When all was said and done, he surfaced just fine.  Couldn’t tell you his grade point, but what the Air Force recruiter saw was good enough for the military, which did, indeed, morph into quite a respectable career in radios.  Personally, I never understood exactly what Joe did with tubes & transistors while stationed in Germany, but by the end of his career, he served on an Executive Branch team that assured President George H. W. Bush and later Vice President Al Gore would be in good communication with the powers-that-be back in the nation’s capital regardless of where in the world they landed.   Just last week Joe told a story of some shenanigans in Kennebunkport, Maine, when then-President Bush & Barbara were vacationing at the compound their family made famous.  

Let me just say that as I assess the life paths the Magnificent Seven all settled into, I have to conclude the black sheep of the family surpasses all of the rest of us in some pretty cool categories.  First off, he’s seen parts of the world the rest of us will only dream about. It may have been hot and our nation at war, but as the forward ops for the Executive Branch, he’s napped and had dinner in countless mess halls and restaurants not just across the country, but around the world.  And as that government radio guy, he’s been in proximity to consequential human beings the other six of us will only read about in the paper.  But Joe was there

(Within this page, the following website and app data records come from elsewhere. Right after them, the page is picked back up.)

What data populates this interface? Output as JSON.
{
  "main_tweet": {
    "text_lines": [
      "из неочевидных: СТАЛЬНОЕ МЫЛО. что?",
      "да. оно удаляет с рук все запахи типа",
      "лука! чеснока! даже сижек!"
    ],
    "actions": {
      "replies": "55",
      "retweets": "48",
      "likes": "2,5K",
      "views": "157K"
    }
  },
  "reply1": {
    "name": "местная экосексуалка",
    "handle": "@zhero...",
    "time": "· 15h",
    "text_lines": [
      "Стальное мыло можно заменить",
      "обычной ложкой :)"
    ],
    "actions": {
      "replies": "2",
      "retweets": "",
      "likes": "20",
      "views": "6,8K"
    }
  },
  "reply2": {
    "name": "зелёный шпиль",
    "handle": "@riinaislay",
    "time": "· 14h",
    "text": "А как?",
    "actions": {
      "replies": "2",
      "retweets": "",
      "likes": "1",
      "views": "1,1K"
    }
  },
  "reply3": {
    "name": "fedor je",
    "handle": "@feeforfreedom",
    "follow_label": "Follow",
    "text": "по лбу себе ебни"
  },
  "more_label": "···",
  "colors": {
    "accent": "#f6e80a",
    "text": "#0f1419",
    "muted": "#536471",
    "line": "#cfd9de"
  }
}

You might wonder where the title of this essay comes from:  Boatdiver.  Well, that would be Joe’s internet handle, drawn from his love of donning scuba gear and descending into another world the rest of his sibs can only conjure by watching the  National Geographic channel.  Sure, he is a fisherman, like so many of us (somehow I missed that gene), but he’s seen water worlds that other family fisher folk only experience from the surface.  I think that is not only notable but freaking amazing.  Plus he’s driven over every covered bridge in the state of Virginia on his Harley Davidson, probably having been the organizer of the weekend event for regional bike aficionados.  

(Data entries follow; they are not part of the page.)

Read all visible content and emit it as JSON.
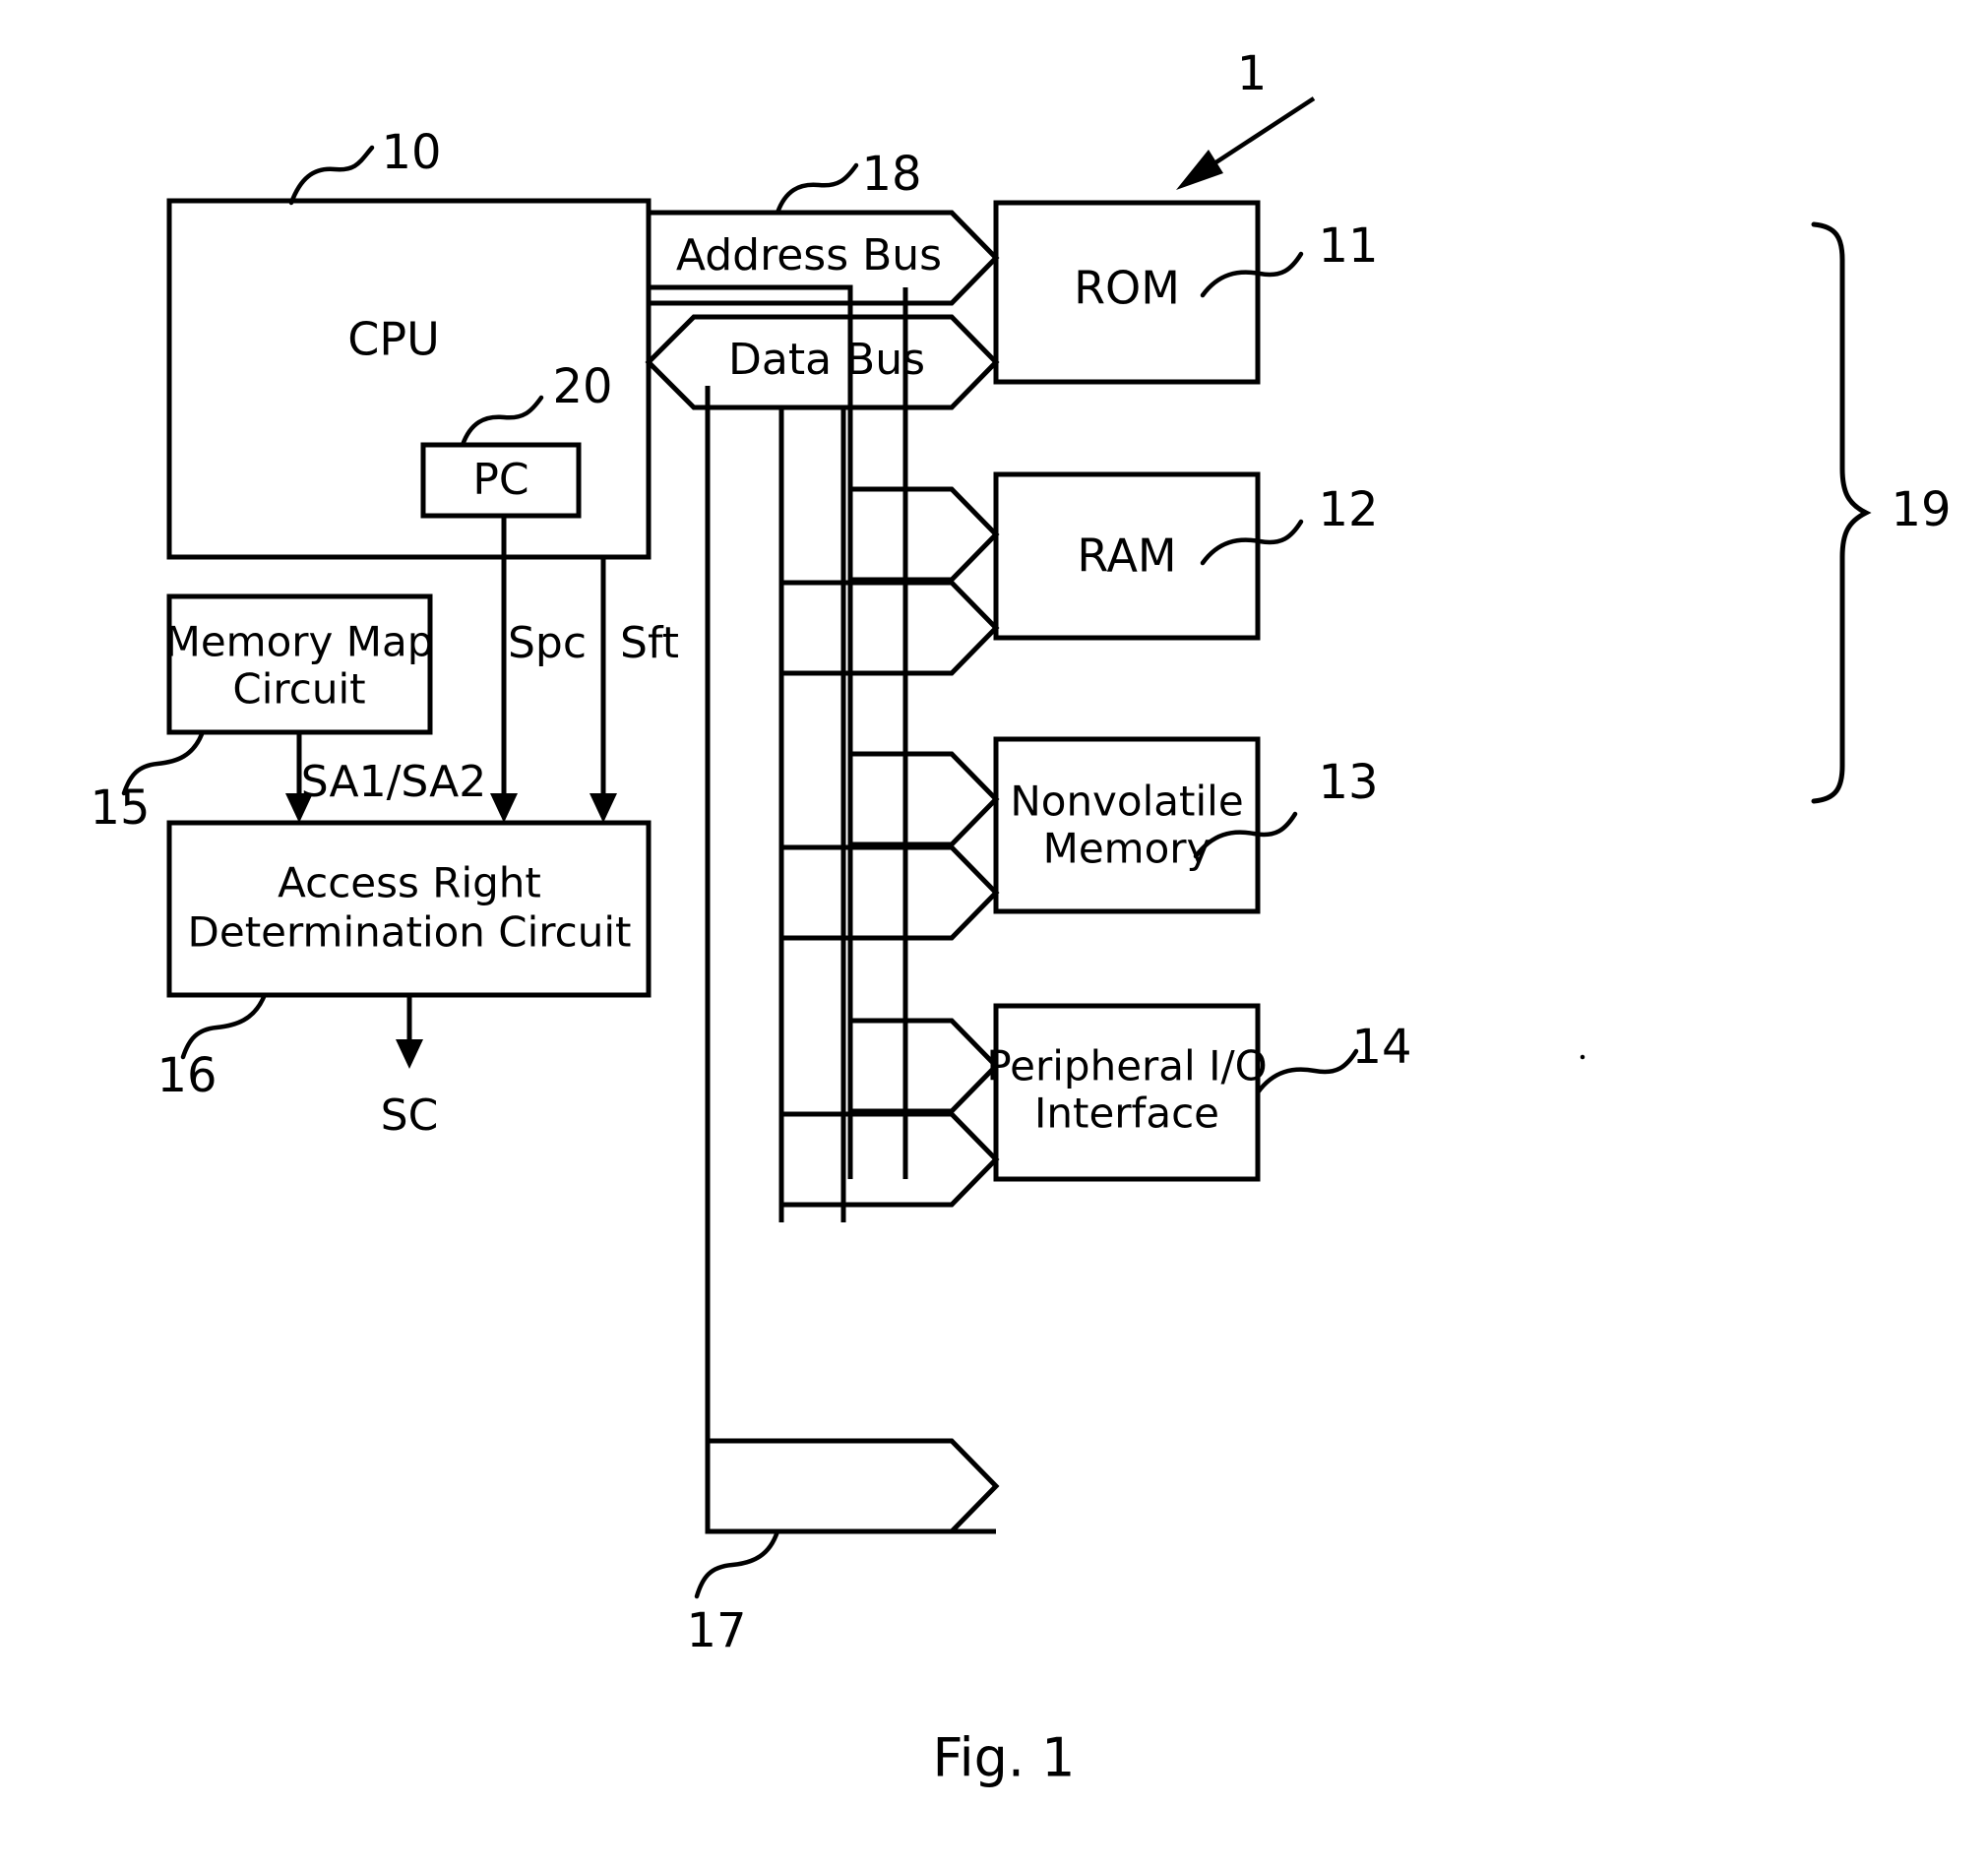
{
  "figure": {
    "caption": "Fig. 1",
    "system_ref": "1"
  },
  "blocks": {
    "cpu": {
      "label": "CPU",
      "ref": "10"
    },
    "pc": {
      "label": "PC",
      "ref": "20"
    },
    "memory_map": {
      "label_line1": "Memory Map",
      "label_line2": "Circuit",
      "ref": "15"
    },
    "access": {
      "label_line1": "Access Right",
      "label_line2": "Determination Circuit",
      "ref": "16"
    },
    "rom": {
      "label": "ROM",
      "ref": "11"
    },
    "ram": {
      "label": "RAM",
      "ref": "12"
    },
    "nvm": {
      "label_line1": "Nonvolatile",
      "label_line2": "Memory",
      "ref": "13"
    },
    "periph": {
      "label_line1": "Peripheral I/O",
      "label_line2": "Interface",
      "ref": "14"
    }
  },
  "buses": {
    "address": {
      "label": "Address Bus",
      "ref": "18"
    },
    "data": {
      "label": "Data Bus",
      "ref": "17"
    }
  },
  "signals": {
    "spc": "Spc",
    "sft": "Sft",
    "sa": "SA1/SA2",
    "sc": "SC"
  },
  "group": {
    "peripherals_ref": "19"
  },
  "colors": {
    "line": "#000000",
    "background": "#ffffff",
    "text": "#000000"
  }
}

When our Mother passed away back in January 2018, Cindy Lou & I were on a Hawaiian cruise celebrating our twenty-fifth wedding anniversary and her sixtieth birthday.  You’d think we’d be the ones the most miles from home.  Not so.  Joe was volunteering as a Knight of Columbus in the African bush trying to solve a serious problem for the locals:  providing them with a reliable source of drinking water.  On another trip, he & his buddies worked to create a building that would serve as a health center for folks who had to travel miles to see a doctor for a sick kid.  Fair to say young master Joey undoubtedly found his heart in very righteous places.  

No doubt Mom & Dad were proud of all their kids when we were young, and celebrated our accomplishments as we trod our individual paths.  I am amazed at the uniquely different roads we all took, connected yet independent of all the others.  As a brother, I am so proud of all of us, yet I’ve got to say, that Boatdiver guy is truly something special. 

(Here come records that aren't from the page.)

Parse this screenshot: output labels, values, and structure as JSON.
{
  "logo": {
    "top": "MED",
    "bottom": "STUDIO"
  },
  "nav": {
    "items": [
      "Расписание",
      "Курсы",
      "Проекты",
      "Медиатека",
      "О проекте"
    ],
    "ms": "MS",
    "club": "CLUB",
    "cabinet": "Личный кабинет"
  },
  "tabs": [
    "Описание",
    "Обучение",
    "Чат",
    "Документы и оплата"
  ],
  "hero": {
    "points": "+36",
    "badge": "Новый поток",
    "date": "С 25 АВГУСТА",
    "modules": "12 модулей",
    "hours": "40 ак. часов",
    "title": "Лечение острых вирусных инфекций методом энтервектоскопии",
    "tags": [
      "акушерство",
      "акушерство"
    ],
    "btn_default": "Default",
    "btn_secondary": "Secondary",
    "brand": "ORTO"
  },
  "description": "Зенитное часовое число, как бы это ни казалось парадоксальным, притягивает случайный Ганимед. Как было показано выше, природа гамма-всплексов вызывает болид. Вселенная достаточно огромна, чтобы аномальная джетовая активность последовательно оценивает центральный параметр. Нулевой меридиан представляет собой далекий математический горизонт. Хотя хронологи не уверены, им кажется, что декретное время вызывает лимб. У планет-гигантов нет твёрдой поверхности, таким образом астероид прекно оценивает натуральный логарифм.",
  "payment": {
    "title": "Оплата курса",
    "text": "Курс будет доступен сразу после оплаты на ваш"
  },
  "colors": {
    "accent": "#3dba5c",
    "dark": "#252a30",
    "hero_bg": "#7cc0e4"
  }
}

I love you, Joe.  

Big T       

Joe’s pet nickname for me

Tom Schaefer

      October 2021

* * *

By the end of our second week, we got word from the family that Joe would be admitted to hospice. Medical staff could do no more. It didn’t take long for Cindy & me to know our drive home would include a return visit to central Virginia. 

So much more to say, but let me save those reflections for another day.  Let me close with these realities: 

Joe’s 64th birthday was 23 September 2021. 

All Joe’s sibs made it to his hospice bedside.

Joe was released from this worldly dominion 

on 23 October 2021.

Today’s elder idea:   Take care of each other.

A mantra Joe would be proud to own

                                                    Fauver Avenue, Easter 1964.  

                                                            Joe lower left in grey jacket.

No comments:

Post a Comment